Requirement: Across all the entries below, how many lines contain the string "label"? The number by itself is the answer.

Data extract:

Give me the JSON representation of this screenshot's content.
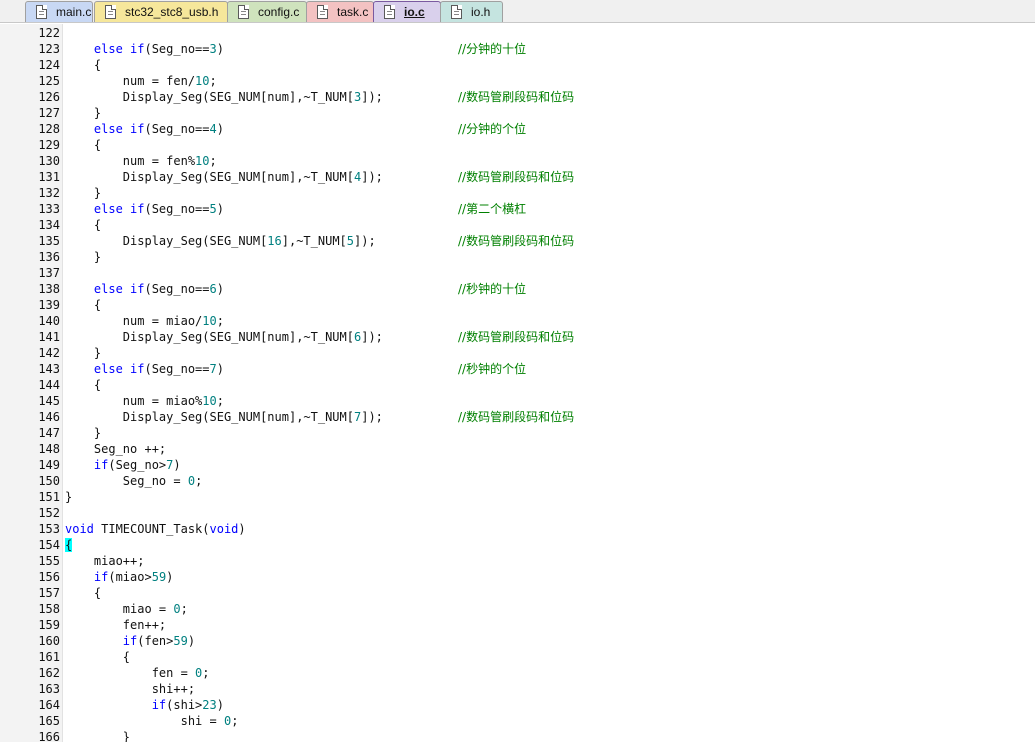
{
  "tabs": [
    {
      "label": "main.c",
      "color": "#c8d8f4",
      "active": false
    },
    {
      "label": "stc32_stc8_usb.h",
      "color": "#f6e79b",
      "active": false
    },
    {
      "label": "config.c",
      "color": "#cfe3bd",
      "active": false
    },
    {
      "label": "task.c",
      "color": "#f3c2c2",
      "active": false
    },
    {
      "label": "io.c",
      "color": "#d9d0ec",
      "active": true
    },
    {
      "label": "io.h",
      "color": "#c5e4e0",
      "active": false
    }
  ],
  "colors": {
    "keyword": "#0000ff",
    "number": "#008080",
    "comment": "#008000",
    "text": "#111111"
  },
  "lines": [
    {
      "n": "122",
      "code": [],
      "comment": ""
    },
    {
      "n": "123",
      "code": [
        [
          "    ",
          ""
        ],
        [
          "else if",
          "kw"
        ],
        [
          "(Seg_no==",
          ""
        ],
        [
          "3",
          "num"
        ],
        [
          ")",
          ""
        ]
      ],
      "comment": "//分钟的十位"
    },
    {
      "n": "124",
      "code": [
        [
          "    {",
          ""
        ]
      ],
      "comment": ""
    },
    {
      "n": "125",
      "code": [
        [
          "        num = fen/",
          ""
        ],
        [
          "10",
          "num"
        ],
        [
          ";",
          ""
        ]
      ],
      "comment": ""
    },
    {
      "n": "126",
      "code": [
        [
          "        Display_Seg(SEG_NUM[num],~T_NUM[",
          ""
        ],
        [
          "3",
          "num"
        ],
        [
          "]);",
          ""
        ]
      ],
      "comment": "//数码管刷段码和位码"
    },
    {
      "n": "127",
      "code": [
        [
          "    }",
          ""
        ]
      ],
      "comment": ""
    },
    {
      "n": "128",
      "code": [
        [
          "    ",
          ""
        ],
        [
          "else if",
          "kw"
        ],
        [
          "(Seg_no==",
          ""
        ],
        [
          "4",
          "num"
        ],
        [
          ")",
          ""
        ]
      ],
      "comment": "//分钟的个位"
    },
    {
      "n": "129",
      "code": [
        [
          "    {",
          ""
        ]
      ],
      "comment": ""
    },
    {
      "n": "130",
      "code": [
        [
          "        num = fen%",
          ""
        ],
        [
          "10",
          "num"
        ],
        [
          ";",
          ""
        ]
      ],
      "comment": ""
    },
    {
      "n": "131",
      "code": [
        [
          "        Display_Seg(SEG_NUM[num],~T_NUM[",
          ""
        ],
        [
          "4",
          "num"
        ],
        [
          "]);",
          ""
        ]
      ],
      "comment": "//数码管刷段码和位码"
    },
    {
      "n": "132",
      "code": [
        [
          "    }",
          ""
        ]
      ],
      "comment": ""
    },
    {
      "n": "133",
      "code": [
        [
          "    ",
          ""
        ],
        [
          "else if",
          "kw"
        ],
        [
          "(Seg_no==",
          ""
        ],
        [
          "5",
          "num"
        ],
        [
          ")",
          ""
        ]
      ],
      "comment": "//第二个横杠"
    },
    {
      "n": "134",
      "code": [
        [
          "    {",
          ""
        ]
      ],
      "comment": ""
    },
    {
      "n": "135",
      "code": [
        [
          "        Display_Seg(SEG_NUM[",
          ""
        ],
        [
          "16",
          "num"
        ],
        [
          "],~T_NUM[",
          ""
        ],
        [
          "5",
          "num"
        ],
        [
          "]);",
          ""
        ]
      ],
      "comment": "//数码管刷段码和位码"
    },
    {
      "n": "136",
      "code": [
        [
          "    }",
          ""
        ]
      ],
      "comment": ""
    },
    {
      "n": "137",
      "code": [],
      "comment": ""
    },
    {
      "n": "138",
      "code": [
        [
          "    ",
          ""
        ],
        [
          "else if",
          "kw"
        ],
        [
          "(Seg_no==",
          ""
        ],
        [
          "6",
          "num"
        ],
        [
          ")",
          ""
        ]
      ],
      "comment": "//秒钟的十位"
    },
    {
      "n": "139",
      "code": [
        [
          "    {",
          ""
        ]
      ],
      "comment": ""
    },
    {
      "n": "140",
      "code": [
        [
          "        num = miao/",
          ""
        ],
        [
          "10",
          "num"
        ],
        [
          ";",
          ""
        ]
      ],
      "comment": ""
    },
    {
      "n": "141",
      "code": [
        [
          "        Display_Seg(SEG_NUM[num],~T_NUM[",
          ""
        ],
        [
          "6",
          "num"
        ],
        [
          "]);",
          ""
        ]
      ],
      "comment": "//数码管刷段码和位码"
    },
    {
      "n": "142",
      "code": [
        [
          "    }",
          ""
        ]
      ],
      "comment": ""
    },
    {
      "n": "143",
      "code": [
        [
          "    ",
          ""
        ],
        [
          "else if",
          "kw"
        ],
        [
          "(Seg_no==",
          ""
        ],
        [
          "7",
          "num"
        ],
        [
          ")",
          ""
        ]
      ],
      "comment": "//秒钟的个位"
    },
    {
      "n": "144",
      "code": [
        [
          "    {",
          ""
        ]
      ],
      "comment": ""
    },
    {
      "n": "145",
      "code": [
        [
          "        num = miao%",
          ""
        ],
        [
          "10",
          "num"
        ],
        [
          ";",
          ""
        ]
      ],
      "comment": ""
    },
    {
      "n": "146",
      "code": [
        [
          "        Display_Seg(SEG_NUM[num],~T_NUM[",
          ""
        ],
        [
          "7",
          "num"
        ],
        [
          "]);",
          ""
        ]
      ],
      "comment": "//数码管刷段码和位码"
    },
    {
      "n": "147",
      "code": [
        [
          "    }",
          ""
        ]
      ],
      "comment": ""
    },
    {
      "n": "148",
      "code": [
        [
          "    Seg_no ++;",
          ""
        ]
      ],
      "comment": ""
    },
    {
      "n": "149",
      "code": [
        [
          "    ",
          ""
        ],
        [
          "if",
          "kw"
        ],
        [
          "(Seg_no>",
          ""
        ],
        [
          "7",
          "num"
        ],
        [
          ")",
          ""
        ]
      ],
      "comment": ""
    },
    {
      "n": "150",
      "code": [
        [
          "        Seg_no = ",
          ""
        ],
        [
          "0",
          "num"
        ],
        [
          ";",
          ""
        ]
      ],
      "comment": ""
    },
    {
      "n": "151",
      "code": [
        [
          "}",
          ""
        ]
      ],
      "comment": ""
    },
    {
      "n": "152",
      "code": [],
      "comment": ""
    },
    {
      "n": "153",
      "code": [
        [
          "void",
          "kw"
        ],
        [
          " TIMECOUNT_Task(",
          ""
        ],
        [
          "void",
          "kw"
        ],
        [
          ")",
          ""
        ]
      ],
      "comment": ""
    },
    {
      "n": "154",
      "code": [
        [
          "{",
          "brace-hl"
        ]
      ],
      "comment": ""
    },
    {
      "n": "155",
      "code": [
        [
          "    miao++;",
          ""
        ]
      ],
      "comment": ""
    },
    {
      "n": "156",
      "code": [
        [
          "    ",
          ""
        ],
        [
          "if",
          "kw"
        ],
        [
          "(miao>",
          ""
        ],
        [
          "59",
          "num"
        ],
        [
          ")",
          ""
        ]
      ],
      "comment": ""
    },
    {
      "n": "157",
      "code": [
        [
          "    {",
          ""
        ]
      ],
      "comment": ""
    },
    {
      "n": "158",
      "code": [
        [
          "        miao = ",
          ""
        ],
        [
          "0",
          "num"
        ],
        [
          ";",
          ""
        ]
      ],
      "comment": ""
    },
    {
      "n": "159",
      "code": [
        [
          "        fen++;",
          ""
        ]
      ],
      "comment": ""
    },
    {
      "n": "160",
      "code": [
        [
          "        ",
          ""
        ],
        [
          "if",
          "kw"
        ],
        [
          "(fen>",
          ""
        ],
        [
          "59",
          "num"
        ],
        [
          ")",
          ""
        ]
      ],
      "comment": ""
    },
    {
      "n": "161",
      "code": [
        [
          "        {",
          ""
        ]
      ],
      "comment": ""
    },
    {
      "n": "162",
      "code": [
        [
          "            fen = ",
          ""
        ],
        [
          "0",
          "num"
        ],
        [
          ";",
          ""
        ]
      ],
      "comment": ""
    },
    {
      "n": "163",
      "code": [
        [
          "            shi++;",
          ""
        ]
      ],
      "comment": ""
    },
    {
      "n": "164",
      "code": [
        [
          "            ",
          ""
        ],
        [
          "if",
          "kw"
        ],
        [
          "(shi>",
          ""
        ],
        [
          "23",
          "num"
        ],
        [
          ")",
          ""
        ]
      ],
      "comment": ""
    },
    {
      "n": "165",
      "code": [
        [
          "                shi = ",
          ""
        ],
        [
          "0",
          "num"
        ],
        [
          ";",
          ""
        ]
      ],
      "comment": ""
    },
    {
      "n": "166",
      "code": [
        [
          "        }",
          ""
        ]
      ],
      "comment": ""
    }
  ]
}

Answer below: 6